No race this election season has gotten more attention than the one in the 4th Congressional District.
Dan Newhouse and Clint Didier, both Republicans thanks to our state’s “Top 2” primary system, are battling to fill the seat about to be vacated by veteran politician Rep. Doc Hastings.
Besides sharing a political party, the candidates have little in common other than both are farmers and both have name recognition.
Newhouse, a Sunnyside farmer, served in the state House of Representatives for the 15th District and as state director of agriculture under former Gov. Chris Gregoire. Didier, a Franklin County farmer, is a former professional football player, as well as a perennial political candidate.
Didier’s views are on the extreme right of the Republican scale, with endorsements from folks like Sarah Palin and Ron Paul. Newhouse is a conservative but more reasoned. He has the support of Doc Hastings and the NRA, among many others.
Didier clearly has strong support in our community, his home turf. And because he has campaigned so many times and is a local celebrity from his football days, his name carries weight. Didier was the top vote-getter in the crowd of a dozen candidates in the primary election.
But what he doesn’t have is experience. Or a real grasp of the issues facing the district. While the clean-up at Hanford is a challenging topic for anyone to fully understand, Didier has struggled to address it at all.
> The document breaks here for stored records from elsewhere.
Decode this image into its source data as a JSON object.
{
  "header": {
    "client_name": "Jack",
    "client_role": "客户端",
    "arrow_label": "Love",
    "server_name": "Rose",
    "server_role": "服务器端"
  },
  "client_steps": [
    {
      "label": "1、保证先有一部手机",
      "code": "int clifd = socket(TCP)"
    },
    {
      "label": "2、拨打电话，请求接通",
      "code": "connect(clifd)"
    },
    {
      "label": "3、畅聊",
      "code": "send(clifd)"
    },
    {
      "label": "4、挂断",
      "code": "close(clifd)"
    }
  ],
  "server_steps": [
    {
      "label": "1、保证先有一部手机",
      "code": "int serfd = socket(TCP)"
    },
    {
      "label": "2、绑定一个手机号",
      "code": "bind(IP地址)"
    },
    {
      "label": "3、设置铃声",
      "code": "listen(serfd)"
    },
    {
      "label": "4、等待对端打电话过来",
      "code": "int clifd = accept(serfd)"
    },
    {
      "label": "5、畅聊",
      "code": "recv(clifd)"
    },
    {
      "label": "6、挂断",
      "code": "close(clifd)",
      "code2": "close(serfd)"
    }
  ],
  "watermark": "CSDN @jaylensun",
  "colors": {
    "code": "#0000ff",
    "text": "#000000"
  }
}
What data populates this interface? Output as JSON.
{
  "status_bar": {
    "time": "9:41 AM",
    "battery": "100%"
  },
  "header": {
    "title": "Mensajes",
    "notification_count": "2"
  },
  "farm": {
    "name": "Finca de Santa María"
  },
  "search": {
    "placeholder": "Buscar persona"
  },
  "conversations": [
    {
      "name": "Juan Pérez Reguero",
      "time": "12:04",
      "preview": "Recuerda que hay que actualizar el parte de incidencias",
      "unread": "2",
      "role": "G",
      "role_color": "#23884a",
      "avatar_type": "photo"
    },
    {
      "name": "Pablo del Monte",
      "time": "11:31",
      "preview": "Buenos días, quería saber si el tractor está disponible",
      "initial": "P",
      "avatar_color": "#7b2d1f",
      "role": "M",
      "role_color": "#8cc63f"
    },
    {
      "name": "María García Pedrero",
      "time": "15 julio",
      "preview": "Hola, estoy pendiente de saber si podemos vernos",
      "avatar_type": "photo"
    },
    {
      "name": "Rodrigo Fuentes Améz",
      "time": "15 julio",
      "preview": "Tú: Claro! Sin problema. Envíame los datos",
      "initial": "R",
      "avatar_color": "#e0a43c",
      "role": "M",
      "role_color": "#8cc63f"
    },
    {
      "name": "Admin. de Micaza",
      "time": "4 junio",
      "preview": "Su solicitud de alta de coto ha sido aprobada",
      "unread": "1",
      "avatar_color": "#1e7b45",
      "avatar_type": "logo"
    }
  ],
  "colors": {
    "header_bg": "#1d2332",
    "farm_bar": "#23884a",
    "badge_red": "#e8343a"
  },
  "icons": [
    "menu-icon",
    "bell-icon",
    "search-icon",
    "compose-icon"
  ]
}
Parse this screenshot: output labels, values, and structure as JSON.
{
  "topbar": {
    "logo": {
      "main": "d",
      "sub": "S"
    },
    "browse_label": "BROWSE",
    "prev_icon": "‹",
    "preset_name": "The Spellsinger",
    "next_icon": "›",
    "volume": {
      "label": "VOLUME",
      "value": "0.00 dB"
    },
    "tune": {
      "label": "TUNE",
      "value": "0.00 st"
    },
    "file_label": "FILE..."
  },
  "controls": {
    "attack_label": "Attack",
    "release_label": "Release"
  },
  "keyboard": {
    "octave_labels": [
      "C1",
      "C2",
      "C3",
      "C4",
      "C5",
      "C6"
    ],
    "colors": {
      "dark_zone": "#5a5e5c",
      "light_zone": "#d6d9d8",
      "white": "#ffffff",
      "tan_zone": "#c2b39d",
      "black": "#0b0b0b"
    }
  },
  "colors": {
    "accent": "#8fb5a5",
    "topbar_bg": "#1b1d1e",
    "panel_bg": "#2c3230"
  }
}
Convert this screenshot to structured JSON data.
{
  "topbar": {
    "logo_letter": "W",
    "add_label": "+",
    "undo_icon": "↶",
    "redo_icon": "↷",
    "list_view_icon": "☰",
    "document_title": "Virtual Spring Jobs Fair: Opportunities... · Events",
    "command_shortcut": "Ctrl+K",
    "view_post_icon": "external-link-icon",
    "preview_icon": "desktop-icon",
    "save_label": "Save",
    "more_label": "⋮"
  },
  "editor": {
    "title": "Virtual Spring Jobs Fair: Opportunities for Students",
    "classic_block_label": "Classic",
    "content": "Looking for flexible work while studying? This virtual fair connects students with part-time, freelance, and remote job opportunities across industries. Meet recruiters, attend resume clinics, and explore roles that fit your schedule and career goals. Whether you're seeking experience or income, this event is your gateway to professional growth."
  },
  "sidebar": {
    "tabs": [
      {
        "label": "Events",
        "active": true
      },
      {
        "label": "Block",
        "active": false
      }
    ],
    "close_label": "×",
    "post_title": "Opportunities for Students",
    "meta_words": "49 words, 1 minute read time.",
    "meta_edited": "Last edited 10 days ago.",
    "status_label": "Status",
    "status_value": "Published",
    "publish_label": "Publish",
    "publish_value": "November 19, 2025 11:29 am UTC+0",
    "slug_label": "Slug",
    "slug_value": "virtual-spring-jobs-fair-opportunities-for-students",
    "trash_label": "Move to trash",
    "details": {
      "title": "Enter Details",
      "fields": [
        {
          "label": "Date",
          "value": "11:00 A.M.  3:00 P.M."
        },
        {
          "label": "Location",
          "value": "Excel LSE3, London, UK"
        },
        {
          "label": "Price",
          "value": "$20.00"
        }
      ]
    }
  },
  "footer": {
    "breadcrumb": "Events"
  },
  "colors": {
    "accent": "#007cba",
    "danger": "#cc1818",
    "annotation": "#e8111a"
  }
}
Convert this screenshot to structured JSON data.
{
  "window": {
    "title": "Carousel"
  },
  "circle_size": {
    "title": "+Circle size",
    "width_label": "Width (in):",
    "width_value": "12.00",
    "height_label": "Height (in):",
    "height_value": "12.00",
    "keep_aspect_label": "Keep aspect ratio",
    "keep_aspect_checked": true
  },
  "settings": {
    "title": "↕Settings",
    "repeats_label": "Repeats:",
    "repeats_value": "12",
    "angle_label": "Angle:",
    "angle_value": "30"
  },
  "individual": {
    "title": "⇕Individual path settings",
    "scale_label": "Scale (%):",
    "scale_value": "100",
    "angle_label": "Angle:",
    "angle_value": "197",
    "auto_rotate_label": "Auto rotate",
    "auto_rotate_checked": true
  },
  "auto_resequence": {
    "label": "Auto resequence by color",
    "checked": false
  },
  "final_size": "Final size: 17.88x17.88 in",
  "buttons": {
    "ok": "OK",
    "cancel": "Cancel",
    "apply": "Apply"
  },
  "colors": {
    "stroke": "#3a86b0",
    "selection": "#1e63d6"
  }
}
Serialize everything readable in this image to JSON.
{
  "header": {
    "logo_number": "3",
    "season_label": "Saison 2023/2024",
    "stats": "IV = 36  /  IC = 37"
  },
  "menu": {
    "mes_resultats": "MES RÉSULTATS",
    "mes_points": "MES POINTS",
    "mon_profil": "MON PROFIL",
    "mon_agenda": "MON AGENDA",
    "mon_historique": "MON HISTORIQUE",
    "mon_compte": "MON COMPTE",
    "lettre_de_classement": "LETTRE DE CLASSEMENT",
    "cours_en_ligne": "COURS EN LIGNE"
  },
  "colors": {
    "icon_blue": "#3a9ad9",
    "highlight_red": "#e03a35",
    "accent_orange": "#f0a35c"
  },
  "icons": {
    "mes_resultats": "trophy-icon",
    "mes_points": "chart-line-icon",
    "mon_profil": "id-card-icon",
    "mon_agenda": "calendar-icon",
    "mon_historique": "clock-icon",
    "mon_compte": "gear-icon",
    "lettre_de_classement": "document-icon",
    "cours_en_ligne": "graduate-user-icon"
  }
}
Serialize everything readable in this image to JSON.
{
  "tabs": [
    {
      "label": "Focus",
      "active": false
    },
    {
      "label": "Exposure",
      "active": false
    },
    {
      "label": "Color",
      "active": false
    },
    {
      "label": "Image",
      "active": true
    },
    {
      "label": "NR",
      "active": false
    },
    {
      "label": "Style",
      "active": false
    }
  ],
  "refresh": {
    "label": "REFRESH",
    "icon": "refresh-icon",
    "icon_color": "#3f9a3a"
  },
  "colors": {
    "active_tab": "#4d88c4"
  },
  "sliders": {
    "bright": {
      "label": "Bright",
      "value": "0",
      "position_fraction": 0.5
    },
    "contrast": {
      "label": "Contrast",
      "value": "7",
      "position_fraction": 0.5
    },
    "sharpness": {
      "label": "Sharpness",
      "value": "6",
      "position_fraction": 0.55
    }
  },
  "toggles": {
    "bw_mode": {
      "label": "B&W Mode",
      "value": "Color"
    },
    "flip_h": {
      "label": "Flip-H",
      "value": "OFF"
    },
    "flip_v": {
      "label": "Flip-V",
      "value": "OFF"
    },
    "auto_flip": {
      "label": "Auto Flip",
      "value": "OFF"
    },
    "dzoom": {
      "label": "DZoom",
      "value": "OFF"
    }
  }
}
He has not shown well at recent debates, and his answers often sound more like coached rhetoric than potential solutions to issues.
Didier recently suggested abolishing the federal Department of Education and said that they federal government should stay out of Hanford contractors business. He clearly despises federal oversight, and would get attention for all the wrong reasons in the other Washington.
Newhouse clearly is the better candidate to represent us in Washington, D.C. He has a depth of experience and a passion for agriculture that will serve us well. He is a good speaker and has shown his ability to work across party lines as a Republican working under a Democratic governor’s administration.
While he may not be as conservative as Didier, Newhouse is very much a conservative. His viewpoints are in line with the majority of the district’s residents, with immigration reform, protection of property rights and fiscal responsibility among his priorities.
We know there are many pro-Didier voters in our community, but please remember he is a political novice who has yet to win office despite campaigns for U.S. Senate and state Commissioner of Public Lands. His views are extreme and his experience relevant to the job at hand is minimal at best.